The Biden Justice Department is suing to block American Airlines and JetBlue from consolidating operations in Boston and New York City, arguing it would cause hundreds of millions of dollars in harm to travelers.
In a civil antitrust lawsuit filed Tuesday, the DOJ claims the so-called “Northeast Alliance” would eliminate important competition because prior to the agreement, the airlines had planned to compete more “intensely” with one another in the two cities and elsewhere.
“The Northeast Alliance will dampen American’s incentive to expand service elsewhere in its network and will significantly reduce JetBlue’s incentives to challenge its much larger partner across the country,” according to the department.
Richard Powers, acting attorney general of the Antitrust Division, said the “sweeping partnership is unprecedented among domestic airlines and amounts to a de facto merger.”
The DOJ complaint also argues it would “further consolidate an already highly concentrated industry” because American Airlines is among four companies — including Delta, United and Southwest — that control 80% of domestic air travel.
Attorney General Merrick B. Garland said the “unprecedented maneuver” would result in higher fares, fewer choices and lower quality service.
“Millions of consumers across America rely on air travel every day for work, to visit family, or to take vacations,” Mr. Garland said. “Fair competition is essential to ensuring they can fly affordably and safely.”
The DOJ filed the suit in the U.S. District Court of Massachusetts along with attorneys general from Arizona, California, Florida, Massachusetts, Pennsylvania, Virginia and the District of Columbia.
It is the latest effort by the Justice Department to show the attorney general’s commitment to “reinvigorating antitrust enforcement.
JetBlue CEO Robin Hayes said “while it’s extremely unfortunate DOJ would rather take us to court than help us compete, we’re ready to make a strong case on why more low-fare JetBlue growth is good for customers.”
“We fully expect the court to find that nothing about the [agreement] changes our business model or our role as a force for good in the industry,” Mr. Hayes said in a statement on Tuesday.
Hours before the lawsuit was announced, Associate Attorney General Vanita Gupta spoke to the National Farmers Union about efforts to combat ongoing anti-competitive actions within the agriculture industry.
Ms. Gupta said consolidation in agricultural markets “has reached a tipping point, making it hard for small family farms and growers to survive.”
“Farmers are being forced to bargain with large processors when they buy and sell goods, squeezing your profits while Americans pay more at the grocery store,” she said.
Ms. Gupta said the department is working to combine its law enforcement abilities with the USDA’s regulatory abilities to ensure fairer markets for farmers and ranchers.
“I firmly believe that vigorous antitrust enforcement is an essential part of addressing many of these problems,” she said. “American farmers aren’t asking for a handout.

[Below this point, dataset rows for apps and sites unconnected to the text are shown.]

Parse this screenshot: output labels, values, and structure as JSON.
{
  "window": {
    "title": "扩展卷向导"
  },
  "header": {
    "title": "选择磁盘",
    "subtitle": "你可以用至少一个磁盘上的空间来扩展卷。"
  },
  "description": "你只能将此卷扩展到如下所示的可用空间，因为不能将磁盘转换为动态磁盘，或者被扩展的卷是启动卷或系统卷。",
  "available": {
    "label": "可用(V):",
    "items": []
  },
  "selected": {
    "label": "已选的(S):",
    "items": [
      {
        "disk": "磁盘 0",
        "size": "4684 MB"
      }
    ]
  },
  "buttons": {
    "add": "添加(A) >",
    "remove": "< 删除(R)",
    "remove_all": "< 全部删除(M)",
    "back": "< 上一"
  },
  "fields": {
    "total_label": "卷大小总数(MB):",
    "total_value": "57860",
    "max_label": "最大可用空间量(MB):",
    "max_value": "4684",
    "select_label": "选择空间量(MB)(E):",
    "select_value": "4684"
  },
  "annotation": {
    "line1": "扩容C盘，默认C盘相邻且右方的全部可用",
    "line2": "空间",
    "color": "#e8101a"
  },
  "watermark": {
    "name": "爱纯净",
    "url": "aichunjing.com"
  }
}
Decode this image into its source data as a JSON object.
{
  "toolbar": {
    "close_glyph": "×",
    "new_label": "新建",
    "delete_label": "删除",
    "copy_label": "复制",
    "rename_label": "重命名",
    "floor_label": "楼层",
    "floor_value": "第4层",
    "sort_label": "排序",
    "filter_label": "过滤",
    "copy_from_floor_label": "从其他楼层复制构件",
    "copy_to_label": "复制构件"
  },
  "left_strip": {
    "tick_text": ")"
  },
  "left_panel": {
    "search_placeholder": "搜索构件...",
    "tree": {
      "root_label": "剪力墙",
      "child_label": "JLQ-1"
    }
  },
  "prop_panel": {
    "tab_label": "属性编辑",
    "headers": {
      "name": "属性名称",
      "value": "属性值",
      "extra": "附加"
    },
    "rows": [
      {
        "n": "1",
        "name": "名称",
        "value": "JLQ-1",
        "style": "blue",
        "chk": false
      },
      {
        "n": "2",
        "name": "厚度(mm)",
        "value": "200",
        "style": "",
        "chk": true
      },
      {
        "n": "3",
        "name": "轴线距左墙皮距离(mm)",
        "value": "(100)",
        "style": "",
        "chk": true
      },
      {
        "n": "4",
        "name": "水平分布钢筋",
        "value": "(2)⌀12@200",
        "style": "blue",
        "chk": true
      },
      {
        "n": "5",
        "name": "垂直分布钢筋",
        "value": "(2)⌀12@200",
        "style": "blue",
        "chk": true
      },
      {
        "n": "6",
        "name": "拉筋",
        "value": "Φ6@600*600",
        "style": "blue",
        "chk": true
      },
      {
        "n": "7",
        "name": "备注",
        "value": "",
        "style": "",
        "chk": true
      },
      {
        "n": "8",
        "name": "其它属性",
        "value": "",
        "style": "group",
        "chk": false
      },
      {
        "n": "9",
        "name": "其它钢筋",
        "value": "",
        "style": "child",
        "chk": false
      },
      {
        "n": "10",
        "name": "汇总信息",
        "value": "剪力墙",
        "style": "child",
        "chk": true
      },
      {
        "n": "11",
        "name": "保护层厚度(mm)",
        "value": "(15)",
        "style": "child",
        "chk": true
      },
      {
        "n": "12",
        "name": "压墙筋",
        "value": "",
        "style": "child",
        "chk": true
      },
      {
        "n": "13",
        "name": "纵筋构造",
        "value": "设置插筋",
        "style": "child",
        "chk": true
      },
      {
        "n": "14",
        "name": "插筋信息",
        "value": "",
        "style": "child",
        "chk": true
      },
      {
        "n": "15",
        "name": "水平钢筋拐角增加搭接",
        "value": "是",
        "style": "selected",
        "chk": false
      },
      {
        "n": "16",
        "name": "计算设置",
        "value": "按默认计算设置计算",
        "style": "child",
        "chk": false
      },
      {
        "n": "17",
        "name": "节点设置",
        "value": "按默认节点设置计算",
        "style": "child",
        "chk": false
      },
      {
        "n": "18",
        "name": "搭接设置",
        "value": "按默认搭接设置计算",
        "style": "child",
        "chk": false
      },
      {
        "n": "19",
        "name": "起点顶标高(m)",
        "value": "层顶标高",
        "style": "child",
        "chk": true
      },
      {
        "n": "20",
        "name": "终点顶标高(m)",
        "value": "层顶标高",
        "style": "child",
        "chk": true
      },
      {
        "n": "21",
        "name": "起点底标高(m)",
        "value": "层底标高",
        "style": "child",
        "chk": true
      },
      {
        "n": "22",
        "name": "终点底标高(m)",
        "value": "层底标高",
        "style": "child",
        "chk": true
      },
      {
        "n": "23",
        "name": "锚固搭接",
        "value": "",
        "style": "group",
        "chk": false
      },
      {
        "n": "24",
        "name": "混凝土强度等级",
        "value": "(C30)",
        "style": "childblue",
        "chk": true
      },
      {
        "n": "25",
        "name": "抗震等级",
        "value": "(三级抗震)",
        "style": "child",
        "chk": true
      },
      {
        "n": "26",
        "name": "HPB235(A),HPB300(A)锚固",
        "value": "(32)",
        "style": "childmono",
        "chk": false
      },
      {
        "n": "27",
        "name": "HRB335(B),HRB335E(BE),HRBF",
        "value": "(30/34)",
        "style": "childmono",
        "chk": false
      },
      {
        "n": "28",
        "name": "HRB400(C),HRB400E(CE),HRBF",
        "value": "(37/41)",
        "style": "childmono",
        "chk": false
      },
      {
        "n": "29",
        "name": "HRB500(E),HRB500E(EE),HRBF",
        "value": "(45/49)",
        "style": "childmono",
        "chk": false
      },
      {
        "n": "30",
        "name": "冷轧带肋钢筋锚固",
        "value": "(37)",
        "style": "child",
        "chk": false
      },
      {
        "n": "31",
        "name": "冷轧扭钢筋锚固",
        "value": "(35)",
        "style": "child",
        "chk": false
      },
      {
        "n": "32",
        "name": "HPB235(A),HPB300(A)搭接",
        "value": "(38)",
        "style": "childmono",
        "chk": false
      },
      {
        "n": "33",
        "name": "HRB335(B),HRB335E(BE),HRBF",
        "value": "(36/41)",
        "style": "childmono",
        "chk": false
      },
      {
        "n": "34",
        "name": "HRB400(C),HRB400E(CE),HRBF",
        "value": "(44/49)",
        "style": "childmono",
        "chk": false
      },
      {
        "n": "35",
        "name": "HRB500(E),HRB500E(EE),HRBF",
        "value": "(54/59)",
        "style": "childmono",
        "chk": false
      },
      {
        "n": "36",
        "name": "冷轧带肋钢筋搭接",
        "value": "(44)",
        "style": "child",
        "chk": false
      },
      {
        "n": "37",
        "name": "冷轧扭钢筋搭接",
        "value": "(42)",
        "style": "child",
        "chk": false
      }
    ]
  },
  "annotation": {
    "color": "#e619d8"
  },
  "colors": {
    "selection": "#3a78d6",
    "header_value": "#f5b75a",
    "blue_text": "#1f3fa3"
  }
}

They want an opportunity to compete on a level playing field.”
View original Post